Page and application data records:
----------

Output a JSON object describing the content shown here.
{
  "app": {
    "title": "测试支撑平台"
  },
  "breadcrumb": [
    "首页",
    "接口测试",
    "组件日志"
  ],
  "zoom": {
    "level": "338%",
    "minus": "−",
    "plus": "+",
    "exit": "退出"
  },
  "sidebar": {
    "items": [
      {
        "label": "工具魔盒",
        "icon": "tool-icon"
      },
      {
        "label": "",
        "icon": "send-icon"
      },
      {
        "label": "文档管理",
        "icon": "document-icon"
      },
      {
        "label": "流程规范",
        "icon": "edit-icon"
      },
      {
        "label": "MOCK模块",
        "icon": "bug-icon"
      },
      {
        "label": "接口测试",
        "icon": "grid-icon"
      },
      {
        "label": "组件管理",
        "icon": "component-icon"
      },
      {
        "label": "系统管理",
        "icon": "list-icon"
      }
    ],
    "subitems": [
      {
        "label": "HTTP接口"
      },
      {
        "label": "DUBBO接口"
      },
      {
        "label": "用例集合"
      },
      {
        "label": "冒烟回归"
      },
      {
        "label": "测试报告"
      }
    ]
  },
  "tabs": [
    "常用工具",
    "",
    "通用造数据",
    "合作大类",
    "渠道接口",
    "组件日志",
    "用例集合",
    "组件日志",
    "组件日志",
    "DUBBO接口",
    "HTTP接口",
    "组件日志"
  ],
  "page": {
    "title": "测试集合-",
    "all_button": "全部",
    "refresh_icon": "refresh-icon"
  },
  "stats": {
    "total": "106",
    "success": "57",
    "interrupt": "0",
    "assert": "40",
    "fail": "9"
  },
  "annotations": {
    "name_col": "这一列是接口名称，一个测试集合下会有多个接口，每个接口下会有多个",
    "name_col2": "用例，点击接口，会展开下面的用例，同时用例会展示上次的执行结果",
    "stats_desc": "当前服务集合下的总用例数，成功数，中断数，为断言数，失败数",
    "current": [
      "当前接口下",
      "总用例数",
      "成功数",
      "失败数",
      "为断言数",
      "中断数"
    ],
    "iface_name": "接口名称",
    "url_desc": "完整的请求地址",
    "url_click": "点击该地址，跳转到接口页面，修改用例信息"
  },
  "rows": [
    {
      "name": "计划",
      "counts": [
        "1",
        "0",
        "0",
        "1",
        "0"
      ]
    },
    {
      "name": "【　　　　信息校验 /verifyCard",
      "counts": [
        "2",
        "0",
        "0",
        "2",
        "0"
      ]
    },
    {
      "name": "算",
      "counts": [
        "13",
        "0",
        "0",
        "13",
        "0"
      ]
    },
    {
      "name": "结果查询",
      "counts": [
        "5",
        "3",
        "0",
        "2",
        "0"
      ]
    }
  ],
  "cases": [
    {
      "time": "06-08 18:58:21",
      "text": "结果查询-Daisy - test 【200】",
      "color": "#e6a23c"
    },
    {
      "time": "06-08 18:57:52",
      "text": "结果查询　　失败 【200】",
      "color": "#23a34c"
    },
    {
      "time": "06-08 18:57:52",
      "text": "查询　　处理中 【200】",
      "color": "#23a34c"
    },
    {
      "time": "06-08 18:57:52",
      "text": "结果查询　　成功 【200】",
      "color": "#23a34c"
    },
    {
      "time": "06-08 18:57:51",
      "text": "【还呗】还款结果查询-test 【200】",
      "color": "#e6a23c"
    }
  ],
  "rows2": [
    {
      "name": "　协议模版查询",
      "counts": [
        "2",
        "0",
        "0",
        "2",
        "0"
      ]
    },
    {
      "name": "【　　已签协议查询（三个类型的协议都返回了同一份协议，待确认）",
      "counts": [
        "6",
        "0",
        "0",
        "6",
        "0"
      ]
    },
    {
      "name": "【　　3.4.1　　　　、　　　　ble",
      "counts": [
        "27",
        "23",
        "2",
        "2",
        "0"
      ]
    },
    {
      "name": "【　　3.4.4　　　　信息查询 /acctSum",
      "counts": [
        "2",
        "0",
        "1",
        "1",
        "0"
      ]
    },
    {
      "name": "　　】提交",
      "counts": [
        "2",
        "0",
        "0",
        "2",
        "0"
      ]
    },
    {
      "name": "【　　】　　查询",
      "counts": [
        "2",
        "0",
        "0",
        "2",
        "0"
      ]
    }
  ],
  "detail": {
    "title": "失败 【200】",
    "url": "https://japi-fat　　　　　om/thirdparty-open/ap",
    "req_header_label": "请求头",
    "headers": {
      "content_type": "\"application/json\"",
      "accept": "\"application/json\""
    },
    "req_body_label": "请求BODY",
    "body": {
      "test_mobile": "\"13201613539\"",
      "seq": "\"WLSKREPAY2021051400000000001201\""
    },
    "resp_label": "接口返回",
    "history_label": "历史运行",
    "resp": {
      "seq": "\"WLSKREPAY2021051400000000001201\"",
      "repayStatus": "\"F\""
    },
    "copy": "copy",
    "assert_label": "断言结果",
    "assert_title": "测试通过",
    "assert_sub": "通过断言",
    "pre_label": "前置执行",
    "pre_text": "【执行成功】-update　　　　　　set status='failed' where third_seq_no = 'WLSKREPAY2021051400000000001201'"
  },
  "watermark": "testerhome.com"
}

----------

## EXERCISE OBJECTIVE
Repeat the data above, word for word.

## EXERCISE SOLUTION
Output a JSON object describing the content shown here.
{
  "app": {
    "title": "测试支撑平台"
  },
  "breadcrumb": [
    "首页",
    "接口测试",
    "组件日志"
  ],
  "zoom": {
    "level": "338%",
    "minus": "−",
    "plus": "+",
    "exit": "退出"
  },
  "sidebar": {
    "items": [
      {
        "label": "工具魔盒",
        "icon": "tool-icon"
      },
      {
        "label": "",
        "icon": "send-icon"
      },
      {
        "label": "文档管理",
        "icon": "document-icon"
      },
      {
        "label": "流程规范",
        "icon": "edit-icon"
      },
      {
        "label": "MOCK模块",
        "icon": "bug-icon"
      },
      {
        "label": "接口测试",
        "icon": "grid-icon"
      },
      {
        "label": "组件管理",
        "icon": "component-icon"
      },
      {
        "label": "系统管理",
        "icon": "list-icon"
      }
    ],
    "subitems": [
      {
        "label": "HTTP接口"
      },
      {
        "label": "DUBBO接口"
      },
      {
        "label": "用例集合"
      },
      {
        "label": "冒烟回归"
      },
      {
        "label": "测试报告"
      }
    ]
  },
  "tabs": [
    "常用工具",
    "",
    "通用造数据",
    "合作大类",
    "渠道接口",
    "组件日志",
    "用例集合",
    "组件日志",
    "组件日志",
    "DUBBO接口",
    "HTTP接口",
    "组件日志"
  ],
  "page": {
    "title": "测试集合-",
    "all_button": "全部",
    "refresh_icon": "refresh-icon"
  },
  "stats": {
    "total": "106",
    "success": "57",
    "interrupt": "0",
    "assert": "40",
    "fail": "9"
  },
  "annotations": {
    "name_col": "这一列是接口名称，一个测试集合下会有多个接口，每个接口下会有多个",
    "name_col2": "用例，点击接口，会展开下面的用例，同时用例会展示上次的执行结果",
    "stats_desc": "当前服务集合下的总用例数，成功数，中断数，为断言数，失败数",
    "current": [
      "当前接口下",
      "总用例数",
      "成功数",
      "失败数",
      "为断言数",
      "中断数"
    ],
    "iface_name": "接口名称",
    "url_desc": "完整的请求地址",
    "url_click": "点击该地址，跳转到接口页面，修改用例信息"
  },
  "rows": [
    {
      "name": "计划",
      "counts": [
        "1",
        "0",
        "0",
        "1",
        "0"
      ]
    },
    {
      "name": "【　　　　信息校验 /verifyCard",
      "counts": [
        "2",
        "0",
        "0",
        "2",
        "0"
      ]
    },
    {
      "name": "算",
      "counts": [
        "13",
        "0",
        "0",
        "13",
        "0"
      ]
    },
    {
      "name": "结果查询",
      "counts": [
        "5",
        "3",
        "0",
        "2",
        "0"
      ]
    }
  ],
  "cases": [
    {
      "time": "06-08 18:58:21",
      "text": "结果查询-Daisy - test 【200】",
      "color": "#e6a23c"
    },
    {
      "time": "06-08 18:57:52",
      "text": "结果查询　　失败 【200】",
      "color": "#23a34c"
    },
    {
      "time": "06-08 18:57:52",
      "text": "查询　　处理中 【200】",
      "color": "#23a34c"
    },
    {
      "time": "06-08 18:57:52",
      "text": "结果查询　　成功 【200】",
      "color": "#23a34c"
    },
    {
      "time": "06-08 18:57:51",
      "text": "【还呗】还款结果查询-test 【200】",
      "color": "#e6a23c"
    }
  ],
  "rows2": [
    {
      "name": "　协议模版查询",
      "counts": [
        "2",
        "0",
        "0",
        "2",
        "0"
      ]
    },
    {
      "name": "【　　已签协议查询（三个类型的协议都返回了同一份协议，待确认）",
      "counts": [
        "6",
        "0",
        "0",
        "6",
        "0"
      ]
    },
    {
      "name": "【　　3.4.1　　　　、　　　　ble",
      "counts": [
        "27",
        "23",
        "2",
        "2",
        "0"
      ]
    },
    {
      "name": "【　　3.4.4　　　　信息查询 /acctSum",
      "counts": [
        "2",
        "0",
        "1",
        "1",
        "0"
      ]
    },
    {
      "name": "　　】提交",
      "counts": [
        "2",
        "0",
        "0",
        "2",
        "0"
      ]
    },
    {
      "name": "【　　】　　查询",
      "counts": [
        "2",
        "0",
        "0",
        "2",
        "0"
      ]
    }
  ],
  "detail": {
    "title": "失败 【200】",
    "url": "https://japi-fat　　　　　om/thirdparty-open/ap",
    "req_header_label": "请求头",
    "headers": {
      "content_type": "\"application/json\"",
      "accept": "\"application/json\""
    },
    "req_body_label": "请求BODY",
    "body": {
      "test_mobile": "\"13201613539\"",
      "seq": "\"WLSKREPAY2021051400000000001201\""
    },
    "resp_label": "接口返回",
    "history_label": "历史运行",
    "resp": {
      "seq": "\"WLSKREPAY2021051400000000001201\"",
      "repayStatus": "\"F\""
    },
    "copy": "copy",
    "assert_label": "断言结果",
    "assert_title": "测试通过",
    "assert_sub": "通过断言",
    "pre_label": "前置执行",
    "pre_text": "【执行成功】-update　　　　　　set status='failed' where third_seq_no = 'WLSKREPAY2021051400000000001201'"
  },
  "watermark": "testerhome.com"
}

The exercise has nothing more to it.